Department of Earth Sciences

Profile

Publication details for Professor Christine Peirce

Searle, R.C., MacLeod, C.J., Peirce, C. & Reston, T.J. (2019). The Mid-Atlantic Ridge near 13º20’N: High-Resolution Magnetic and Bathymetry Imaging. Geochemistry, Geophysics, Geosystems 20(1): 295-313.

Author(s) from Durham

Abstract

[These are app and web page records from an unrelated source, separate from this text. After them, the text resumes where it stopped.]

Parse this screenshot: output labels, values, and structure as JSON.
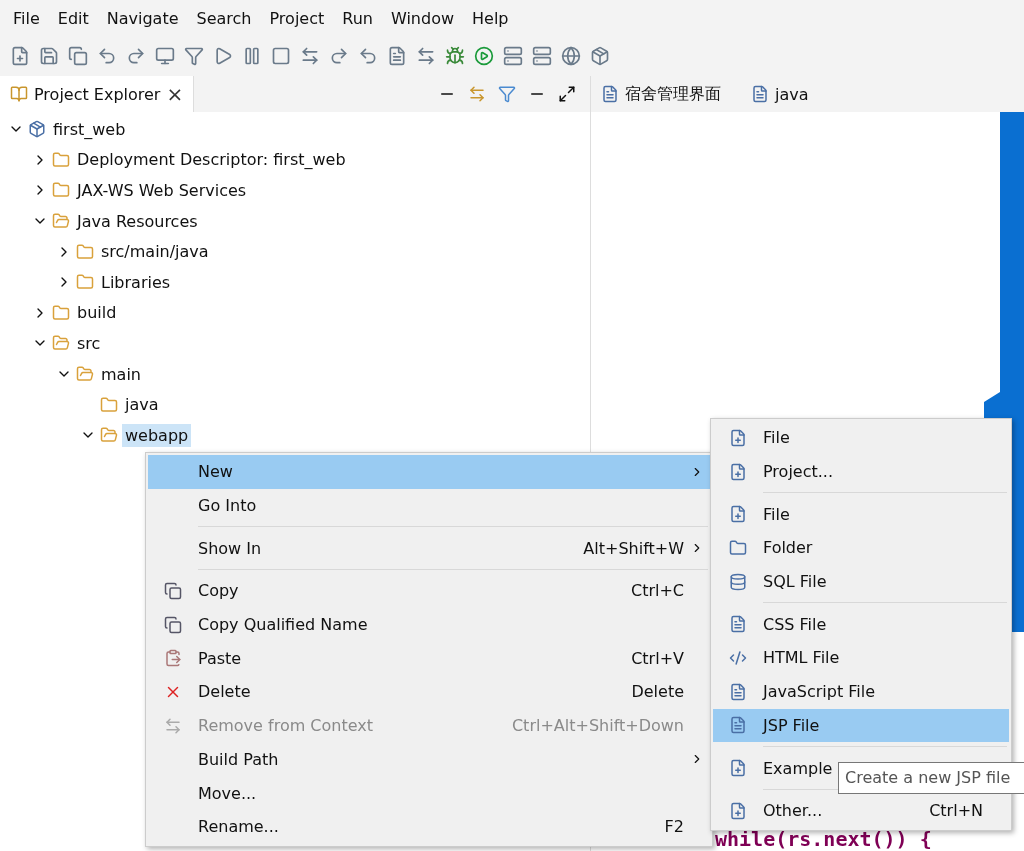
{
  "menu_bar": [
    "File",
    "Edit",
    "Navigate",
    "Search",
    "Project",
    "Run",
    "Window",
    "Help"
  ],
  "project_explorer": {
    "title": "Project Explorer",
    "close": "×",
    "tree": [
      {
        "label": "first_web",
        "expanded": true,
        "selected": false,
        "children": [
          {
            "label": "Deployment Descriptor: first_web",
            "expanded": false,
            "selected": false
          },
          {
            "label": "JAX-WS Web Services",
            "expanded": false,
            "selected": false
          },
          {
            "label": "Java Resources",
            "expanded": true,
            "selected": false,
            "children": [
              {
                "label": "src/main/java",
                "expanded": false,
                "selected": false
              },
              {
                "label": "Libraries",
                "expanded": false,
                "selected": false
              }
            ]
          },
          {
            "label": "build",
            "expanded": false,
            "selected": false
          },
          {
            "label": "src",
            "expanded": true,
            "selected": false,
            "children": [
              {
                "label": "main",
                "expanded": true,
                "selected": false,
                "children": [
                  {
                    "label": "java",
                    "selected": false
                  },
                  {
                    "label": "webapp",
                    "expanded": true,
                    "selected": true
                  }
                ]
              }
            ]
          }
        ]
      }
    ]
  },
  "editor_tabs": [
    {
      "label": "宿舍管理界面"
    },
    {
      "label": "java"
    }
  ],
  "code_line": "while(rs.next()) {",
  "context_menu": [
    {
      "kind": "item",
      "label": "New",
      "submenu": true,
      "selected": true,
      "disabled": false
    },
    {
      "kind": "item",
      "label": "Go Into",
      "selected": false,
      "disabled": false
    },
    {
      "kind": "separator"
    },
    {
      "kind": "item",
      "label": "Show In",
      "shortcut": "Alt+Shift+W",
      "submenu": true,
      "selected": false,
      "disabled": false
    },
    {
      "kind": "separator"
    },
    {
      "kind": "item",
      "label": "Copy",
      "shortcut": "Ctrl+C",
      "selected": false,
      "disabled": false
    },
    {
      "kind": "item",
      "label": "Copy Qualified Name",
      "selected": false,
      "disabled": false
    },
    {
      "kind": "item",
      "label": "Paste",
      "shortcut": "Ctrl+V",
      "selected": false,
      "disabled": false
    },
    {
      "kind": "item",
      "label": "Delete",
      "shortcut": "Delete",
      "selected": false,
      "disabled": false
    },
    {
      "kind": "item",
      "label": "Remove from Context",
      "shortcut": "Ctrl+Alt+Shift+Down",
      "selected": false,
      "disabled": true
    },
    {
      "kind": "item",
      "label": "Build Path",
      "submenu": true,
      "selected": false,
      "disabled": false
    },
    {
      "kind": "item",
      "label": "Move...",
      "selected": false,
      "disabled": false
    },
    {
      "kind": "item",
      "label": "Rename...",
      "shortcut": "F2",
      "selected": false,
      "disabled": false
    }
  ],
  "new_submenu": [
    {
      "kind": "item",
      "label": "File",
      "selected": false
    },
    {
      "kind": "item",
      "label": "Project...",
      "selected": false
    },
    {
      "kind": "separator"
    },
    {
      "kind": "item",
      "label": "File",
      "selected": false
    },
    {
      "kind": "item",
      "label": "Folder",
      "selected": false
    },
    {
      "kind": "item",
      "label": "SQL File",
      "selected": false
    },
    {
      "kind": "separator"
    },
    {
      "kind": "item",
      "label": "CSS File",
      "selected": false
    },
    {
      "kind": "item",
      "label": "HTML File",
      "selected": false
    },
    {
      "kind": "item",
      "label": "JavaScript File",
      "selected": false
    },
    {
      "kind": "item",
      "label": "JSP File",
      "selected": true
    },
    {
      "kind": "separator"
    },
    {
      "kind": "item",
      "label": "Example",
      "selected": false
    },
    {
      "kind": "separator"
    },
    {
      "kind": "item",
      "label": "Other...",
      "shortcut": "Ctrl+N",
      "selected": false
    }
  ],
  "tooltip": "Create a new JSP file"
}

We describe detailed magnetic and bathymetric studies around 13°N on the Mid‐Atlantic Ridge, a site of extensive detachment faulting. Inversion of closely spaced sea surface magnetic anomalies reveals a disorganized pattern of magnetization, with anomalies younger than anomaly 2 being poorly delineated. The Brunhes anomaly width is highly variable but averages ~60% of that predicted for the regional spreading rate. It is often split, both along and across axis, by apparently reversely magnetized crust. Gaps in the Brunhes anomaly match gaps in the neovolcanic zone inferred from acoustic backscatter. A strong negative magnetization is associated with the oceanic core complex (OCC) at 13°20′N (OCC1320) and is inferred to arise from exhumed old, reversely magnetized lithosphere. The inferred position of the magmatic axis implies ~30% asymmetry of crustal accretion post‐anomaly‐2. Higher spatial resolution magnetic anomalies near the seafloor, measured by autonomous underwater vehicle, are qualitatively similar to earlier deep‐towed data but differ somewhat from the sea surface magnetics. We interpret this mismatch as reflecting the differing sensitivities of the two observing geometries and the existence of a highly heterogeneous topography and magnetization. This suggests that a strongly three‐dimensional structure exists, more compatible with a geodynamic model where neighboring OCCs are not connected but evolve independently. A modeled near‐seafloor profile through OCC1320 shows low positive magnetization below the smooth dome. A second profile, running E‐W between two OCCs, shows high magnetization coinciding with a large seamount, reflecting recent off‐axis volcanism. Measured microbathymetry reveals extensive small volcanic cones on this seamount and confirms previous interpretations of OCC morphology.